- position – independent / family
- orientation – conservative / liberal
- personality – introvert / extrovert
Of course, putting very different characters together may cause an increased potential for stress and friction. “There are examples of morning shows that have exploded in spectacular fashion because of personal tensions”, Francis Currie recalls. Management pressure to achieve high ratings, a demanding lifestyle of working at unsocial hours and the “pressure cooker environment” of being together in a small studio can amplify this.
Keep on-air characters credible
“But it is important to remember that there are not many things more dull and less dramatic to listen to than two or more people who agree on everything. It is tough to make great entertainment out of that!” Currie underlines that disagreements have to be real and should never be staged. “A popular alternative to real personality differences is to fake it, but false characters and attitudes are often detected quickly by the audience. This is either because the drama doesn’t sound authentic or because the personalities trip up on their own fabrications and become inconsistent characters.” [See also: Successful Morning Shows Are Like Real-Life Soaps]
“The host will need fantastic improvisational skills”
Support solo presenters well
What do you think of going back to the basics and having a breakfast presenter who is on the air solo – so where the only sidekicks are the listeners?
“It can work if you have a spectacularly well-trained phone production and studio support, plus talented callers who really ‘get’ the show and know how to contribute. This style of morning show always faces the challenge of how to maintain a high level of consistency and entertainment. It puts tremendous pressure on the solo presenter because much of the treatment and performance can’t be prepared. The host will need fantastic improvisational skills to make this kind of a show fly.” [See: How To Sound Recognizable But Not Predictable]
In part 2 of this interview with radio consultant Francis Currie you can read about:

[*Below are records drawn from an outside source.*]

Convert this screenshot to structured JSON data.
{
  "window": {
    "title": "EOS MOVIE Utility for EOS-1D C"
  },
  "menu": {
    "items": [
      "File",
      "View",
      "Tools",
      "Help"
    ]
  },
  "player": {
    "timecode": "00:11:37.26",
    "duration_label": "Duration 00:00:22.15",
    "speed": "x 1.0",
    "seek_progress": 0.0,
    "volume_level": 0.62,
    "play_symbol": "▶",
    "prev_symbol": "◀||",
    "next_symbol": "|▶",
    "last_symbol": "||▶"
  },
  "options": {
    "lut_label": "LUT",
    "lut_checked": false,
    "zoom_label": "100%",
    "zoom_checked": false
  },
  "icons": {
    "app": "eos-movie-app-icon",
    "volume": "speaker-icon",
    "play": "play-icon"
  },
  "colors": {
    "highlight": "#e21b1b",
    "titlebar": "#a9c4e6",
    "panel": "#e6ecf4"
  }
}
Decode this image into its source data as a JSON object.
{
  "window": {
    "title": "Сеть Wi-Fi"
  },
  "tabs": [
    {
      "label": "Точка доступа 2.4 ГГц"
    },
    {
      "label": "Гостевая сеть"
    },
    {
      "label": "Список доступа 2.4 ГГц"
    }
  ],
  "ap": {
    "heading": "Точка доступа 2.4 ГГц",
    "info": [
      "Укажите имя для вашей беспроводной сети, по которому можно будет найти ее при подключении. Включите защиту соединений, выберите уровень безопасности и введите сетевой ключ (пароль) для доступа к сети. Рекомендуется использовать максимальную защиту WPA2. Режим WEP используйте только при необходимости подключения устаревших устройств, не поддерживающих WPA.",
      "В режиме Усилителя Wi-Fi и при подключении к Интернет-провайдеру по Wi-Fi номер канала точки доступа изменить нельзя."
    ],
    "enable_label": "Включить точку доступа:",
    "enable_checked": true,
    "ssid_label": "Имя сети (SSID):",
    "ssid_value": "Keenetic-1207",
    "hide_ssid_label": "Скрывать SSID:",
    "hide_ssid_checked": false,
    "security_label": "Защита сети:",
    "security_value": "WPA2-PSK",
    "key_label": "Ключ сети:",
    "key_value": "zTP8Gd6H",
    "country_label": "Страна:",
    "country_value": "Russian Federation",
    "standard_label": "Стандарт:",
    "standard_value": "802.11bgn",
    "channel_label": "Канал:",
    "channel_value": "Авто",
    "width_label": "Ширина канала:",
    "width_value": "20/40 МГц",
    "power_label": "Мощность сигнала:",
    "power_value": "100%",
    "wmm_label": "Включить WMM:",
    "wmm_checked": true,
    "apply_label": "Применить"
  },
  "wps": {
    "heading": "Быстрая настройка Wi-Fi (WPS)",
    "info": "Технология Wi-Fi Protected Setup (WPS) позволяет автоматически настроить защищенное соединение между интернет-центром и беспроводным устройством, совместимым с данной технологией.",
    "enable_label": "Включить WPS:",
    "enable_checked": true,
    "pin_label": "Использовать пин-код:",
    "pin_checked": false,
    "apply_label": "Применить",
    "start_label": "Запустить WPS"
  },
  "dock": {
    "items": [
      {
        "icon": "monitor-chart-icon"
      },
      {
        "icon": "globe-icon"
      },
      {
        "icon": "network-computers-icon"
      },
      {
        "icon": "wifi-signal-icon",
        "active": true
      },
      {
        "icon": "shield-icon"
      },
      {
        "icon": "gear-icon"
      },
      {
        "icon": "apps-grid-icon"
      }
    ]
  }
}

- The world’s leading morning shows and radio talents
- How breakfast radio has evolved over the last years
- How to find great show prep each and every day